▽

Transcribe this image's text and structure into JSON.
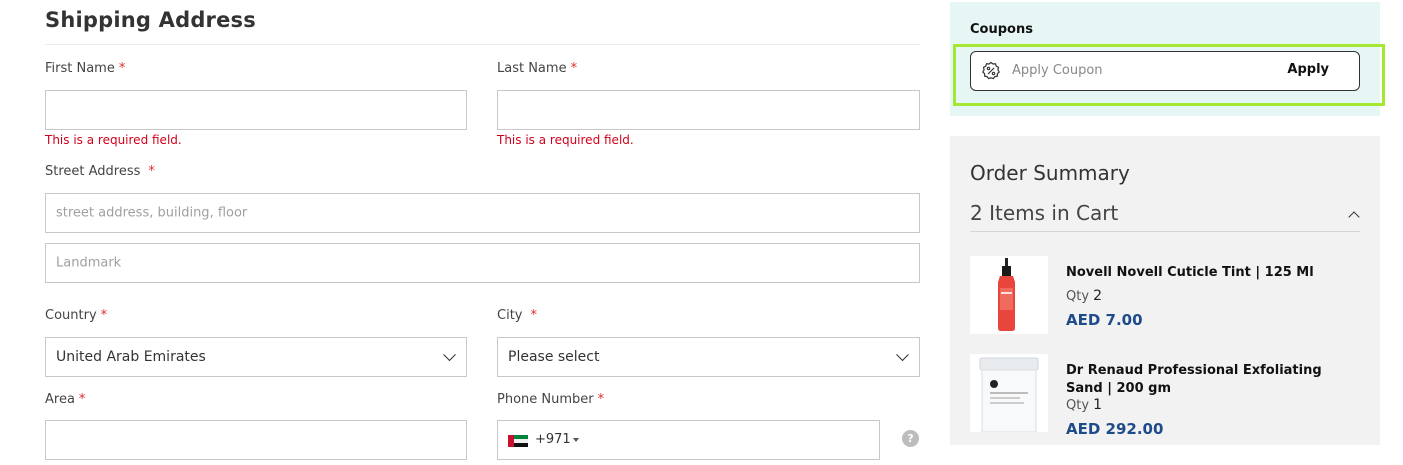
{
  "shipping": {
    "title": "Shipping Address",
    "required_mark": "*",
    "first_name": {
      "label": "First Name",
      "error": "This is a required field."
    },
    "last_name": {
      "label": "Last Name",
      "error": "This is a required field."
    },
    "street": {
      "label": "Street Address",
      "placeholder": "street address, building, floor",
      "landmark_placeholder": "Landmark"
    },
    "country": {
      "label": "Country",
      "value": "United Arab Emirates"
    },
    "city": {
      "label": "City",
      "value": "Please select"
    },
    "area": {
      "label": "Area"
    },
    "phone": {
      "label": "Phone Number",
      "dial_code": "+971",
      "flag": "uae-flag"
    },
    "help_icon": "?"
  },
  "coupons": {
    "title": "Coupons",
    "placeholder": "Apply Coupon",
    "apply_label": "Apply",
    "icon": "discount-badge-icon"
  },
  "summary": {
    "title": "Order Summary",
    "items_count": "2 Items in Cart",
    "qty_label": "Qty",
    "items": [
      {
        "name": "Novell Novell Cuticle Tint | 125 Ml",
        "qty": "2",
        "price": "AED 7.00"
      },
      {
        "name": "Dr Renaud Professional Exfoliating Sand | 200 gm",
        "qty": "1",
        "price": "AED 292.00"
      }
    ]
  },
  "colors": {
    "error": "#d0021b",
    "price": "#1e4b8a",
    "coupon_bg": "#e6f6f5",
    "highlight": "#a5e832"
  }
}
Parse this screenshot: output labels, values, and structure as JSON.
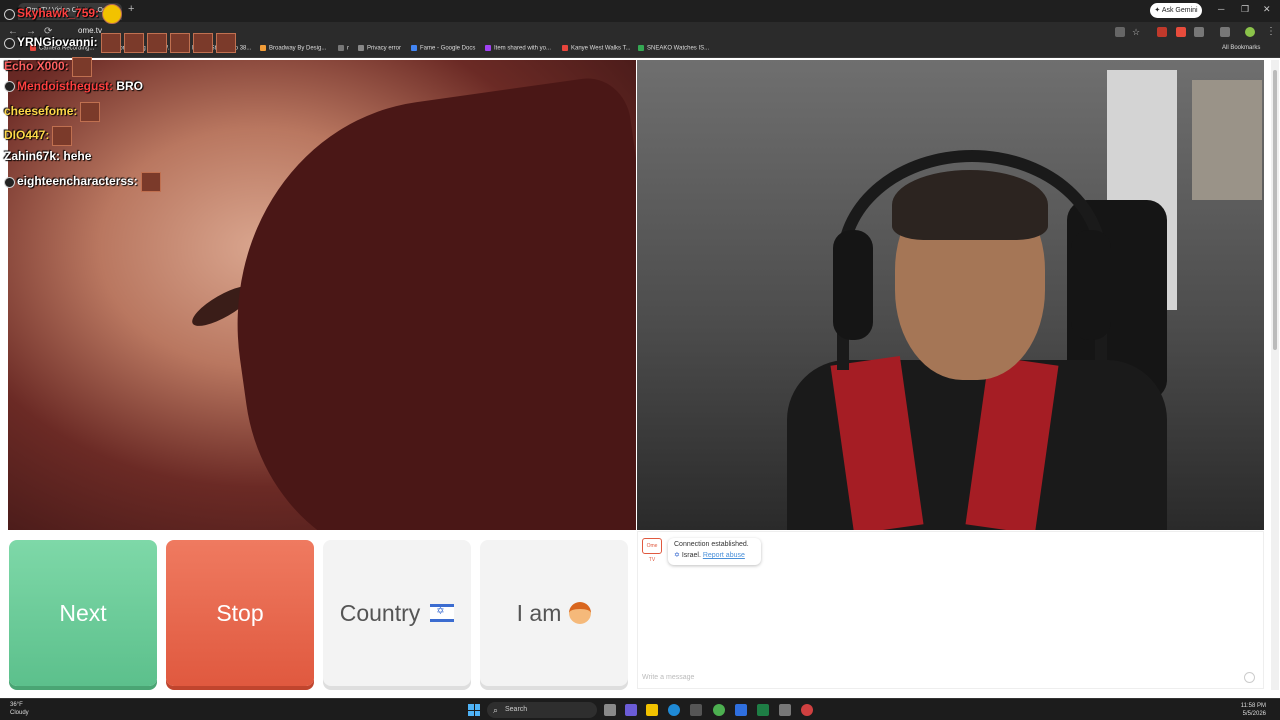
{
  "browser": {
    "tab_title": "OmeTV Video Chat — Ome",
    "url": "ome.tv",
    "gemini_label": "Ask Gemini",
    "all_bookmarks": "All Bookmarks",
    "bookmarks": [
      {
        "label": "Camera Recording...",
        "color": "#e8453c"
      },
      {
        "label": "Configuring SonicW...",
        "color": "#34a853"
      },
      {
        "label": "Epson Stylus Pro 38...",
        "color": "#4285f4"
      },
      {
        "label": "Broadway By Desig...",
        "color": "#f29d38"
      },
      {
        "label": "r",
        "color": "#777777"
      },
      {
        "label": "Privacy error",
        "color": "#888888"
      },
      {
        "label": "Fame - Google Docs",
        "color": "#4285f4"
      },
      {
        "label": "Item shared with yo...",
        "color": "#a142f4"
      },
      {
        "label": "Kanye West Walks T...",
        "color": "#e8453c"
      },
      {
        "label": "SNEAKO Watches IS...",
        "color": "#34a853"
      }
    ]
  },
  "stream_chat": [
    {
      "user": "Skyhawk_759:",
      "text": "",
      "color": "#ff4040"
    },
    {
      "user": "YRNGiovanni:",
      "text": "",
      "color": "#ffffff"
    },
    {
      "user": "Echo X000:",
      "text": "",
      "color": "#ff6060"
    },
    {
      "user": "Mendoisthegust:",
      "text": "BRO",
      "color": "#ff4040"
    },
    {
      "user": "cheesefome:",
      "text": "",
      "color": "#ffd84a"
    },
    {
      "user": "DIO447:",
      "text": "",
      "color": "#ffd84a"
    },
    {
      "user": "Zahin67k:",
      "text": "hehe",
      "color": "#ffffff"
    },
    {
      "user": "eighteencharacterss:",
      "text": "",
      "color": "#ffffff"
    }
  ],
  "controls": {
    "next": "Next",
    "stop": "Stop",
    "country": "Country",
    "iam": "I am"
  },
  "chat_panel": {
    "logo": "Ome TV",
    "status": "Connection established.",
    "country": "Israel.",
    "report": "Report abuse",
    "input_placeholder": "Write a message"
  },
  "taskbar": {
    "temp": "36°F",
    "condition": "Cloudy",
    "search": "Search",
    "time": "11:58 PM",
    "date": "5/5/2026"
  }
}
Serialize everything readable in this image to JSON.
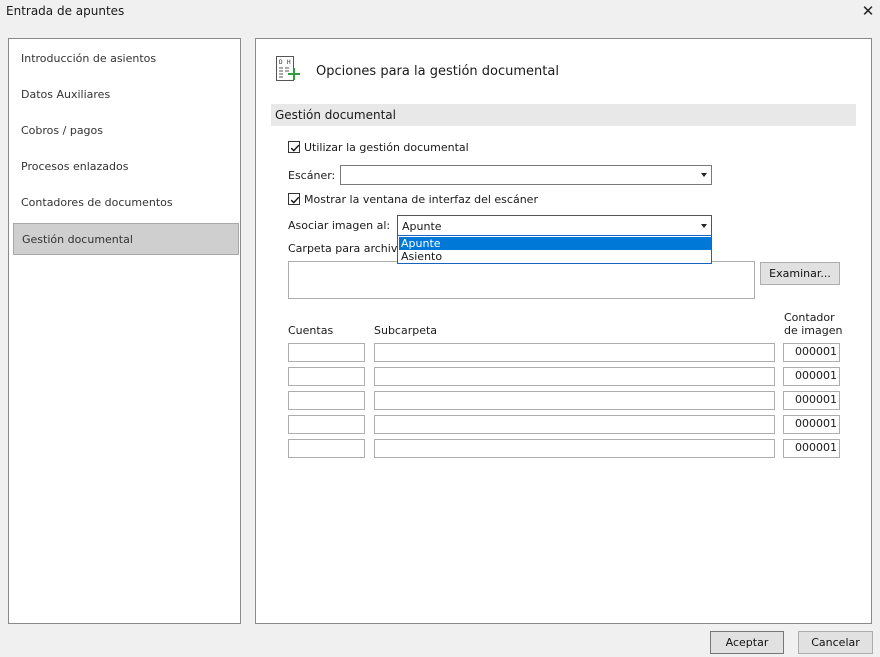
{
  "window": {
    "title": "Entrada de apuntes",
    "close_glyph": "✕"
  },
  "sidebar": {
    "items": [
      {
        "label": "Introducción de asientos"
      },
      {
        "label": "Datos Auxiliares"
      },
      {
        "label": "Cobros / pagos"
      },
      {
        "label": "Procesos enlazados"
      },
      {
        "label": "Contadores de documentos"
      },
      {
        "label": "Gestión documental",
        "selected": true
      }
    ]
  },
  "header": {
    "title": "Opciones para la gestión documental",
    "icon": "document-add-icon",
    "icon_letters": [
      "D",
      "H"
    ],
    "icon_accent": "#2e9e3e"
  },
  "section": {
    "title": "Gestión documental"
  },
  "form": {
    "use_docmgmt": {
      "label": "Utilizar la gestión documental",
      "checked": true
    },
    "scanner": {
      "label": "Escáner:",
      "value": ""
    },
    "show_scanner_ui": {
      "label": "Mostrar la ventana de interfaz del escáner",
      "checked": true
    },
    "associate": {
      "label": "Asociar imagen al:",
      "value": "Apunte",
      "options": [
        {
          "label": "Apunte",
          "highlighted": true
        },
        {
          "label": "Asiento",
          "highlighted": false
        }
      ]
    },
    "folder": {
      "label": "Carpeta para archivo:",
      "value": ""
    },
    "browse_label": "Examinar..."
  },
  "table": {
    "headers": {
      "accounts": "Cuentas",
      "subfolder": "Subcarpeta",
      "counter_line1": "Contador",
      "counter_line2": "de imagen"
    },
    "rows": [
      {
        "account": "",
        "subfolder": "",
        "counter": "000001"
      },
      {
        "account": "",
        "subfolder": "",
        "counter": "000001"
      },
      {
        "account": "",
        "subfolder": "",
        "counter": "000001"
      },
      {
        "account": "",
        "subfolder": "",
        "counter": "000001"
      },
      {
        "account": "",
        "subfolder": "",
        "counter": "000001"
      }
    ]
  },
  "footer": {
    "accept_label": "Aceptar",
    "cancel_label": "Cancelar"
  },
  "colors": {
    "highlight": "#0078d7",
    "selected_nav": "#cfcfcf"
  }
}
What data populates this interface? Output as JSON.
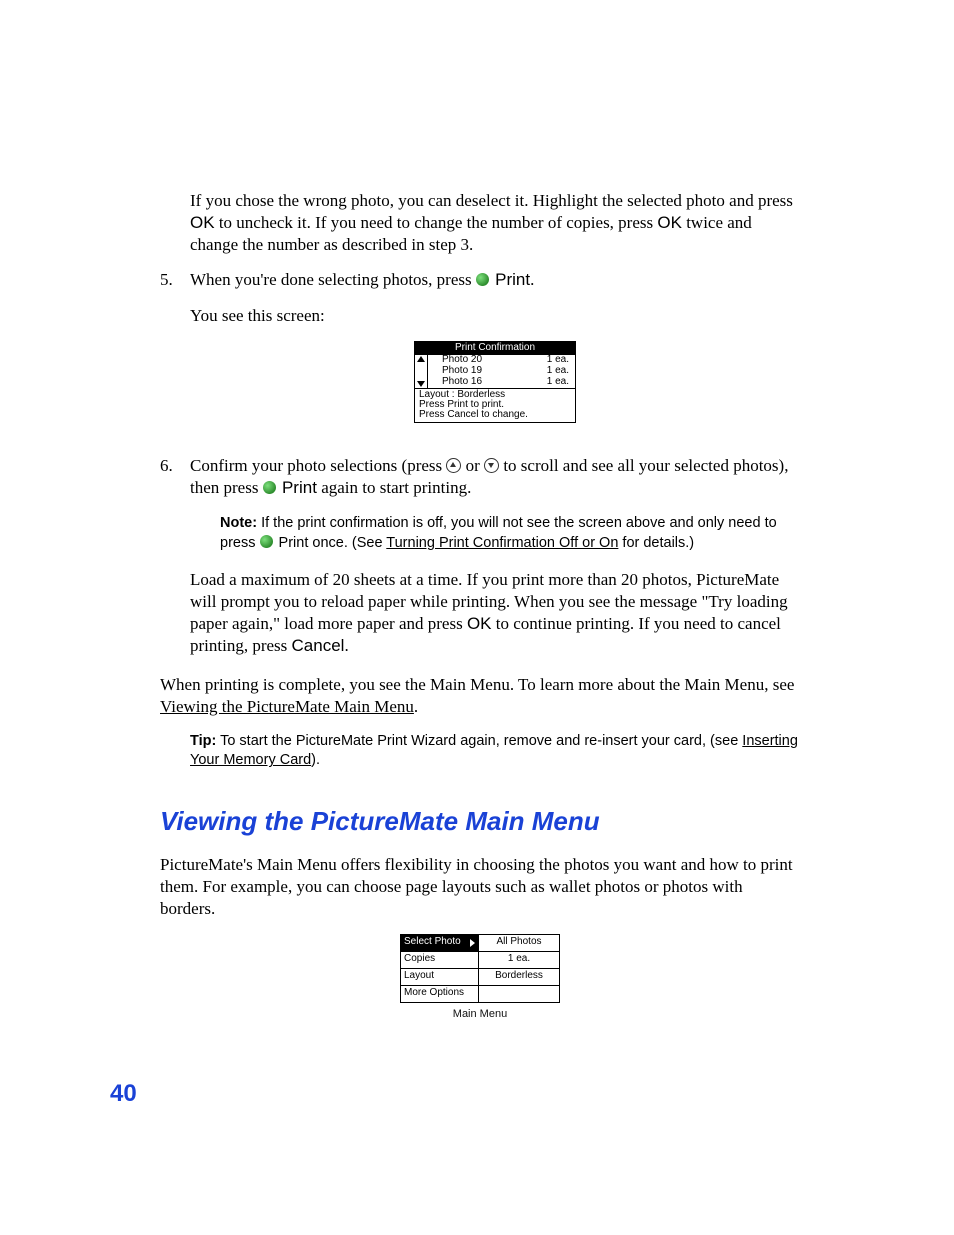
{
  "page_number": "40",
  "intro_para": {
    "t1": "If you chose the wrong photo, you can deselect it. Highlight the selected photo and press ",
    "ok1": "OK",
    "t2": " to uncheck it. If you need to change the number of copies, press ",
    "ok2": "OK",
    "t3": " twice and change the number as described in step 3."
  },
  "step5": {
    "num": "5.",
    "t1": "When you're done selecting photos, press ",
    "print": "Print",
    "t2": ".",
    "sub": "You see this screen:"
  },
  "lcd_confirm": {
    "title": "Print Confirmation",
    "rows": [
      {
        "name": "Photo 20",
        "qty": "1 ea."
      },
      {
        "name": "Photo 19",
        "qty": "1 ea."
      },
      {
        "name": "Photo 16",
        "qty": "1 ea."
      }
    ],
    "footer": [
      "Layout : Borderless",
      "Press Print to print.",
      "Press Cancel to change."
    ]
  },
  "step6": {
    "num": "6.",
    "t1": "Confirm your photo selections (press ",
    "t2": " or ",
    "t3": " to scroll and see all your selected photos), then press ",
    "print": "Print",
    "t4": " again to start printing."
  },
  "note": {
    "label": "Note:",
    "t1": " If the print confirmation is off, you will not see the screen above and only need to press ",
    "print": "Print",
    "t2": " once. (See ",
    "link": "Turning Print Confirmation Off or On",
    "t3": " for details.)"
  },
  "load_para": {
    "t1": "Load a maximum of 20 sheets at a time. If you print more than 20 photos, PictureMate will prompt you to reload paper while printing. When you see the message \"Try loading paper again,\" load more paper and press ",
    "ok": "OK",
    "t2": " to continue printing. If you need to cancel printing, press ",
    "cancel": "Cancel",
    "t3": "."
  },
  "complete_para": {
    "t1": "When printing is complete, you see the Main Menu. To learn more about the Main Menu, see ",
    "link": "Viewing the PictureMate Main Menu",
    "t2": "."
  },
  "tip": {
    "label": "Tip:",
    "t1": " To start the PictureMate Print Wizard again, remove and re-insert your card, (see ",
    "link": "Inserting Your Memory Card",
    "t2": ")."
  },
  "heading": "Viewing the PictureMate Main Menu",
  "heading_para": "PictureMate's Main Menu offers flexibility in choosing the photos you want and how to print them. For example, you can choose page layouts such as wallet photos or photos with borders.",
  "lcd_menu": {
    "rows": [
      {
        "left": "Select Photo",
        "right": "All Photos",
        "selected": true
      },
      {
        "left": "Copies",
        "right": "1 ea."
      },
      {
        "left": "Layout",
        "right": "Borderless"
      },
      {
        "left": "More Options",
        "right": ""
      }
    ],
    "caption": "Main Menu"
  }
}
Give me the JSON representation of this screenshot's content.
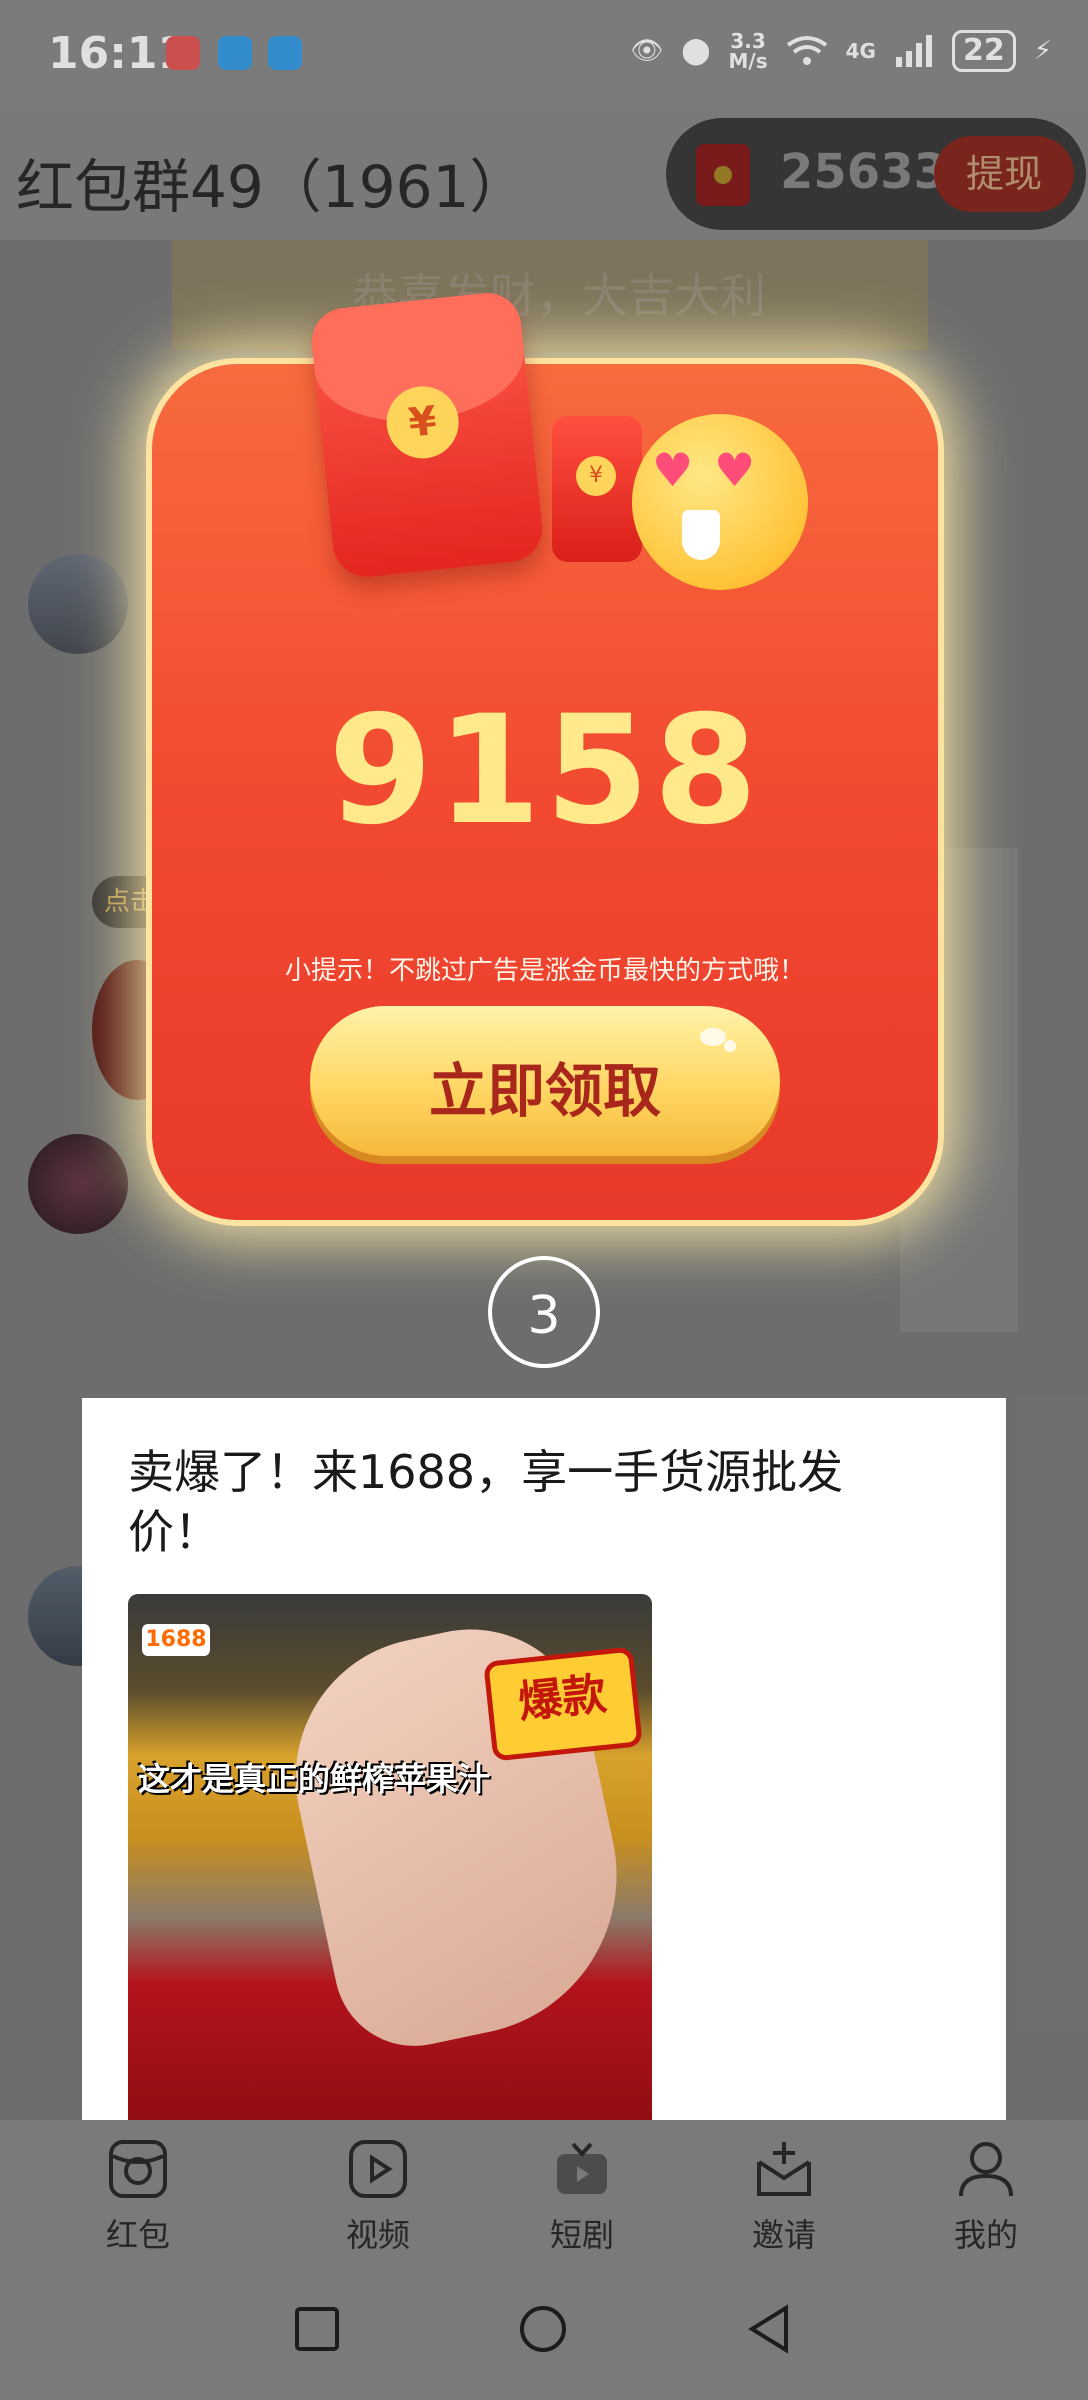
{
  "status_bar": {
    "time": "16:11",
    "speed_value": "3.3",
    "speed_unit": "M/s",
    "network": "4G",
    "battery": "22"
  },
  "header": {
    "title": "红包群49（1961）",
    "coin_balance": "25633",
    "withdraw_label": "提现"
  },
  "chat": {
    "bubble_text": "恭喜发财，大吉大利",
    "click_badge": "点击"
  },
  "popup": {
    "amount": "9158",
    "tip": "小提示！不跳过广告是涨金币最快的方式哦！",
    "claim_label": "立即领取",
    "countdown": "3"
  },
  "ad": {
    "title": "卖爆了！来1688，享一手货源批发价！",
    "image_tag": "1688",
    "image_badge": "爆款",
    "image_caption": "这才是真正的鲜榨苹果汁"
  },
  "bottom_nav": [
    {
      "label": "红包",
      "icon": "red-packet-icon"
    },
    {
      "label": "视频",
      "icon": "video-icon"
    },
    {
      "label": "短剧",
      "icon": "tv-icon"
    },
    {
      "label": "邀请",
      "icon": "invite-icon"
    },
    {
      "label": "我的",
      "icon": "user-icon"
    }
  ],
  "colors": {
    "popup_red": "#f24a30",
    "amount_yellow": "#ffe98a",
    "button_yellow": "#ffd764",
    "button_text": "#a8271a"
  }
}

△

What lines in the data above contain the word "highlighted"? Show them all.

- _WRITTEN SOLUTION_
          "highlighted": true
          "highlighted": false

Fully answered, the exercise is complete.